Method 2: Using the list() Constructor

The list() constructor creates a new list from an iterable. When passing an array, a new array is returned that is a copy of the original. It is an explicit way of copying that can also serve as a typecast method for converting other iterables to a list.

Here’s an example:

original_array = [1, 2, 3, 4]
copied_array = list(original_array)
print(copied_array)

Output:

[1, 2, 3, 4]

This snippet shows how to use the list constructor to make a copy of the array. This method clarifies the intention of creating a new list and works well with any iterable, not just lists.

Method 3: Using the copy() Method

All Python lists have a built-in method called copy(). This method returns a new list that is a shallow copy of the original list. It’s an explicit and readable way to copy an array in Python.

Here’s an example:

original_array = [1, 2, 3, 4]
copied_array = original_array.copy()
print(copied_array)

Output:

[1, 2, 3, 4]

The copy() method is very straightforward and self-descriptive. It indicates clear intention that a copy of the list is being made. However, it only performs a shallow copy, so for nested arrays, this might not be the best approach.

Method 4: Using a For Loop

A traditional for loop can be used to iterate through the original array and append each element to a new array. This method gives you full control over the copy process and can be customized for more complex scenarios.

Here’s an example:

original_array = [1, 2, 3, 4]
copied_array = []
for item in original_array:
    copied_array.append(item)
print(copied_array)

Output:

[1, 2, 3, 4]

This code uses a for loop to manually copy each element of the original array into the new array. This method is useful when you need to perform additional operations on each element during the copy process.

Bonus One-Liner Method 5: Using List Comprehensions

List comprehensions provide a succinct and expressive way to create lists in Python.

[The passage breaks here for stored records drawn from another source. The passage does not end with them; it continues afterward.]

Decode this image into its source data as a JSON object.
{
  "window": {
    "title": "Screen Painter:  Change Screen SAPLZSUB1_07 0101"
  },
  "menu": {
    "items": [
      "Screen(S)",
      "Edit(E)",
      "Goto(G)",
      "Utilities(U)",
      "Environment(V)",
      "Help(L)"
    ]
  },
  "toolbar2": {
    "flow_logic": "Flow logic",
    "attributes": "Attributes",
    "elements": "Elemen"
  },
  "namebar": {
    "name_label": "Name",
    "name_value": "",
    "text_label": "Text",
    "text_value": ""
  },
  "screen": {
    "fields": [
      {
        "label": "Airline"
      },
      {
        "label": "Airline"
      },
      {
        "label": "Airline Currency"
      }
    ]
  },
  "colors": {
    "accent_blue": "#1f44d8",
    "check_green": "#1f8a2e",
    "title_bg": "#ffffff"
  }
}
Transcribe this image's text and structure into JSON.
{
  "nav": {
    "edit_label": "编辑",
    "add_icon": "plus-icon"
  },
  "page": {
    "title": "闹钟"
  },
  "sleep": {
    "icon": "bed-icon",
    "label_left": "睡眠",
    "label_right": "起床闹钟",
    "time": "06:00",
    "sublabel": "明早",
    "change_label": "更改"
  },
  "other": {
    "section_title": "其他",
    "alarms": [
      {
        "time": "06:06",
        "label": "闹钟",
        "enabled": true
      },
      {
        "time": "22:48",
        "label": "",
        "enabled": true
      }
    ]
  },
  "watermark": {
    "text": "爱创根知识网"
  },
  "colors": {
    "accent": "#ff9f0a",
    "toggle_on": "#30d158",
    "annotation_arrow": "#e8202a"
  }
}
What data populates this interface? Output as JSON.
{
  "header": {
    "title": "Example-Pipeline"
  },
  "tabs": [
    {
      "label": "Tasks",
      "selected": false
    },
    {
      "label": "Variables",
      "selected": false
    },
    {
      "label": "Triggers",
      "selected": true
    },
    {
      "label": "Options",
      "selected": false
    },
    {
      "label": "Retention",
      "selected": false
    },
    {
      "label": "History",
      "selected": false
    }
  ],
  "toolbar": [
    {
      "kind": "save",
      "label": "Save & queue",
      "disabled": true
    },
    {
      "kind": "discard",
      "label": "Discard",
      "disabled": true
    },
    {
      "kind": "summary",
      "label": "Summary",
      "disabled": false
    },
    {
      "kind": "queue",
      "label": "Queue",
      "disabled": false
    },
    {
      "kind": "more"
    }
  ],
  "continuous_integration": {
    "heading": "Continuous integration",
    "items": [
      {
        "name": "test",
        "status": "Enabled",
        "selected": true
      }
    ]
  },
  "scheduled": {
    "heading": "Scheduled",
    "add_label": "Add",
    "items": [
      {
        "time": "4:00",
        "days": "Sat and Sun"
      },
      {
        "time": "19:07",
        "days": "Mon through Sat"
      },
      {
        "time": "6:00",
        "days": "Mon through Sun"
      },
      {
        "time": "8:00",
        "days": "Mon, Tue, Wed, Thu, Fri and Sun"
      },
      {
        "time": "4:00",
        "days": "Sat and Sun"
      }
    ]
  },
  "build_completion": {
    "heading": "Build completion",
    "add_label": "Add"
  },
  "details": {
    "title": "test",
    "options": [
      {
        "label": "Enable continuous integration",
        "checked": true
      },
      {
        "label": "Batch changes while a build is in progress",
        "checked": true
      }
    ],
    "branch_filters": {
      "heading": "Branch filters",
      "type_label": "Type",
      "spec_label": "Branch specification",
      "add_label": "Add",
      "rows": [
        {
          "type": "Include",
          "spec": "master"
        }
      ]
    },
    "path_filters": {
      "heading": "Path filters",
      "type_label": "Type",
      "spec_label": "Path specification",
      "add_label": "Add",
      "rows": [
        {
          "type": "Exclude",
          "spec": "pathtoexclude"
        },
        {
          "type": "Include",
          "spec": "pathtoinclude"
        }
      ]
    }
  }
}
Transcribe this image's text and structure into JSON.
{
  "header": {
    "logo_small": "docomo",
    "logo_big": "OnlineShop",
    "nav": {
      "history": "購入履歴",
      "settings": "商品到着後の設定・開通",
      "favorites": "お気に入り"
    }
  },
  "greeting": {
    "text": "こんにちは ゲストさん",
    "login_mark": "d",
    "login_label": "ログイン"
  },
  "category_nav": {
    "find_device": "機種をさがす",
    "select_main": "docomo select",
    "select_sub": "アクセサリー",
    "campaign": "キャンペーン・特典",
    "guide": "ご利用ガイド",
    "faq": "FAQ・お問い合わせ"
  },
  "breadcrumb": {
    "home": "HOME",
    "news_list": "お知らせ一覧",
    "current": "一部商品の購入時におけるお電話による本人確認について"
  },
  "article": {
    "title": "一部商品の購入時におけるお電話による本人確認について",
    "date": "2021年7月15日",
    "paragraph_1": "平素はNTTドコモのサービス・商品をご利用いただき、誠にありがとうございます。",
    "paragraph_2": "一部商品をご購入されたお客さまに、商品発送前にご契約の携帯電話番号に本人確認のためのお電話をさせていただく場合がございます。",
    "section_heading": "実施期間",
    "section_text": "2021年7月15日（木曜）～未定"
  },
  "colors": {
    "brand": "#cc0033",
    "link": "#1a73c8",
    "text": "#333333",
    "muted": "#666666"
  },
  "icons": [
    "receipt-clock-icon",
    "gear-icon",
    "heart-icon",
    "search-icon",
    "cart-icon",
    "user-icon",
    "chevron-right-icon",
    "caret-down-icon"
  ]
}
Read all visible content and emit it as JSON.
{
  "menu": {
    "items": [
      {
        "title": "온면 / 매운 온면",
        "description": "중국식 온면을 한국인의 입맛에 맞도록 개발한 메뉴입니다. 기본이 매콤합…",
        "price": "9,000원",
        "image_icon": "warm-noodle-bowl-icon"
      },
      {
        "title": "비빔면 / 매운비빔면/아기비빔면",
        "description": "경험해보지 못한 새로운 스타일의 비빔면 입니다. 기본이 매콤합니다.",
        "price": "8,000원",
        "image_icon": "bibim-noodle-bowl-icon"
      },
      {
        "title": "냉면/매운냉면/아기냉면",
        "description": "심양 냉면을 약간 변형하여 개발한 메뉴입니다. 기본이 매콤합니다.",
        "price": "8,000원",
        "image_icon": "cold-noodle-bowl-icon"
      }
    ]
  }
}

By using a list comprehension, we can copy all the elements of one array into another with a simple one-liner.

Here’s an example:

original_array = [1, 2, 3, 4]
copied_array = [item for item in original_array]
print(copied_array)

Output:

[1, 2, 3, 4]

The list comprehension iterates over the original array and creates a new list containing a copy of each element. This method is elegant and Pythonic, favored for its conciseness and readability.

Summary/Discussion

  • Method 1: Slice Operator. Strength: Simple and Pythonic. Weakness: May not handle complex nested structures well.
  • Method 2: Using the list() Constructor. Strength: Explicit and readable, typecasting capability. Weakness: Slightly less Pythonic than using list comprehensions or slice operator.
  • Method 3: Using copy() Method. Strength: Readable and explicit. Weakness: Only creates shallow copies, not suitable for nested lists with deeper levels.
  • Method 4: Using a For Loop. Strength: Full control and customizable. Weakness: More verbose and less Pythonic.
  • Method 5: List Comprehensions. Strength: Elegant and concise one-liner. Weakness: Could be less intuitive for new programmers.